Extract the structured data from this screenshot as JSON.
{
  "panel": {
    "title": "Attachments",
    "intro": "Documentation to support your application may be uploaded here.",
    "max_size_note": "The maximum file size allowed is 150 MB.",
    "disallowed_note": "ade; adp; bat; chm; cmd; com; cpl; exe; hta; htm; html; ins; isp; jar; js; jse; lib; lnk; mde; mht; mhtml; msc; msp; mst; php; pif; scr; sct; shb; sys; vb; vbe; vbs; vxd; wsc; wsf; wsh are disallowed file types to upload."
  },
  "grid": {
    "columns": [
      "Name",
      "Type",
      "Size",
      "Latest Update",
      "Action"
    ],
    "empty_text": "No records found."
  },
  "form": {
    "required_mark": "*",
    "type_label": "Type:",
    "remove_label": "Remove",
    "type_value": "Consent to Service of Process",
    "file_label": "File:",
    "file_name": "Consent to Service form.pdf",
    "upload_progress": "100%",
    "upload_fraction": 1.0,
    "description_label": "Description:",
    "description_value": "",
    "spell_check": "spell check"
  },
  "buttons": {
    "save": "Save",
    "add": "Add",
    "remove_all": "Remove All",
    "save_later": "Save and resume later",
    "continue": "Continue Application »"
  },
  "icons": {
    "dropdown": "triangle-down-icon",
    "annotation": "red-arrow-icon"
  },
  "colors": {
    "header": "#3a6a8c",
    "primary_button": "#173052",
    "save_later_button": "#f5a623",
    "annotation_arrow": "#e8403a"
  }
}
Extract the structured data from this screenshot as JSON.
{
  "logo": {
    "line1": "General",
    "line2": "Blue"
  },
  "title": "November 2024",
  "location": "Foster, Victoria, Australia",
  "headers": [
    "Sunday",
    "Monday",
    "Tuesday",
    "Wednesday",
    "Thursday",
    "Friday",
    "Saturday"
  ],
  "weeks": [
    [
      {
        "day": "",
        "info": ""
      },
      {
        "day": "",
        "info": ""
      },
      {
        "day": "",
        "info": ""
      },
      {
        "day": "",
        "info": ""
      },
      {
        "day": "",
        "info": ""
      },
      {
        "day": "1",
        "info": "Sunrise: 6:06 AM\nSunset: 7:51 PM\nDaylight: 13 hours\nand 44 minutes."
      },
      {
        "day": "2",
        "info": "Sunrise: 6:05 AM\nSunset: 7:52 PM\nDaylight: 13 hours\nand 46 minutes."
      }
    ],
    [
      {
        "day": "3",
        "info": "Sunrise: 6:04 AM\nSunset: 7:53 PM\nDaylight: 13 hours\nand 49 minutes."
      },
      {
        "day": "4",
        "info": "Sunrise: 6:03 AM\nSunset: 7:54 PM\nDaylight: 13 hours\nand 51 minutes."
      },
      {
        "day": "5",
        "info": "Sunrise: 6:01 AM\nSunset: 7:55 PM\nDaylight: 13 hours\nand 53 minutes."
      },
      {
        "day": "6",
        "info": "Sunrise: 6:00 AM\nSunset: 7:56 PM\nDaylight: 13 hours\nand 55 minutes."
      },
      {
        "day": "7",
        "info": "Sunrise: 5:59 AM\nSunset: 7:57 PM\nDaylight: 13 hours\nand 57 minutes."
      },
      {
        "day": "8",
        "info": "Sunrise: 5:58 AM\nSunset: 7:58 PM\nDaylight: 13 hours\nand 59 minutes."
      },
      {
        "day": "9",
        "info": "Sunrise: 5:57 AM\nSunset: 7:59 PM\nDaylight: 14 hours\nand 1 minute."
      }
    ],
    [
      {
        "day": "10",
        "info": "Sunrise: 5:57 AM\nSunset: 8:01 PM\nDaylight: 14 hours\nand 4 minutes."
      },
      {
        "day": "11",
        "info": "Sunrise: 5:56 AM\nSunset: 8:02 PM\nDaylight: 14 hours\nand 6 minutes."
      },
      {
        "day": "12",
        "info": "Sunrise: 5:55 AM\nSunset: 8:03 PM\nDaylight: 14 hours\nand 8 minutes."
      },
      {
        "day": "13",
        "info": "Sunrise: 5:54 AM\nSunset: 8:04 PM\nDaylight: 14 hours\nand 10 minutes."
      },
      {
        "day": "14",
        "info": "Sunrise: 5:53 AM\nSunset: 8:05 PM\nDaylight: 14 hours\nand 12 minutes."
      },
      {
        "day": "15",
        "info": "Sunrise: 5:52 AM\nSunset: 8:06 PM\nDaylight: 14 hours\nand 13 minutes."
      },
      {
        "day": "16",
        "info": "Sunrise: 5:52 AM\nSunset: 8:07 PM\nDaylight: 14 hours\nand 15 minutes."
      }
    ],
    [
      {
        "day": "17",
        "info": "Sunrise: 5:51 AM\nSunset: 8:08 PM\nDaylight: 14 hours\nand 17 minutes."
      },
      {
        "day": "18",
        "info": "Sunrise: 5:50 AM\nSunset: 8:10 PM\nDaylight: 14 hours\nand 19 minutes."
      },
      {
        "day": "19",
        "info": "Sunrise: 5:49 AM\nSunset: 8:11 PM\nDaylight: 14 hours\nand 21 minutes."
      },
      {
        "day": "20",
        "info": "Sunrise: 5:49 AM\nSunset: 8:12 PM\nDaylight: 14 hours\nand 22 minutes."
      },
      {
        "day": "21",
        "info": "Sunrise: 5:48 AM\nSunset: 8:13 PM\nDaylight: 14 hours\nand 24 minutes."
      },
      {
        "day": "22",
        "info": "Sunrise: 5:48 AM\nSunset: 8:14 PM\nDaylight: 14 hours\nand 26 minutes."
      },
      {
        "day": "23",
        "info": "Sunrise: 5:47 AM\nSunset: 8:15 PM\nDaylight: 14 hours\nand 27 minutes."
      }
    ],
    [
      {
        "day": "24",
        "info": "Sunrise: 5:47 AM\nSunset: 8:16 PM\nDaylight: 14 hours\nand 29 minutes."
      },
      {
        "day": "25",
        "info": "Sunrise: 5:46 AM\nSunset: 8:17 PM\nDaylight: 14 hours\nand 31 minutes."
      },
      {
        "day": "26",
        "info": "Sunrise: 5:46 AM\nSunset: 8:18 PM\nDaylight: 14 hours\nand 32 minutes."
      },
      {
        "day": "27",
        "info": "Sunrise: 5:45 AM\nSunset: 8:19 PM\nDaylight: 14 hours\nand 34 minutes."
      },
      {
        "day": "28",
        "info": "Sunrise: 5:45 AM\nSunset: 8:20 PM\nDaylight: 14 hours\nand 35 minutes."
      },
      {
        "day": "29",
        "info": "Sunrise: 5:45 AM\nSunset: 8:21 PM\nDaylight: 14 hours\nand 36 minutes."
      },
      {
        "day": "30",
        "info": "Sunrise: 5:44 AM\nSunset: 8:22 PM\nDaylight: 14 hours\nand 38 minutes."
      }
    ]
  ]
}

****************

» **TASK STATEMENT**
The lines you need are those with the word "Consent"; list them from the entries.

» **RESULT**
    "type_value": "Consent to Service of Process",
    "file_name": "Consent to Service form.pdf",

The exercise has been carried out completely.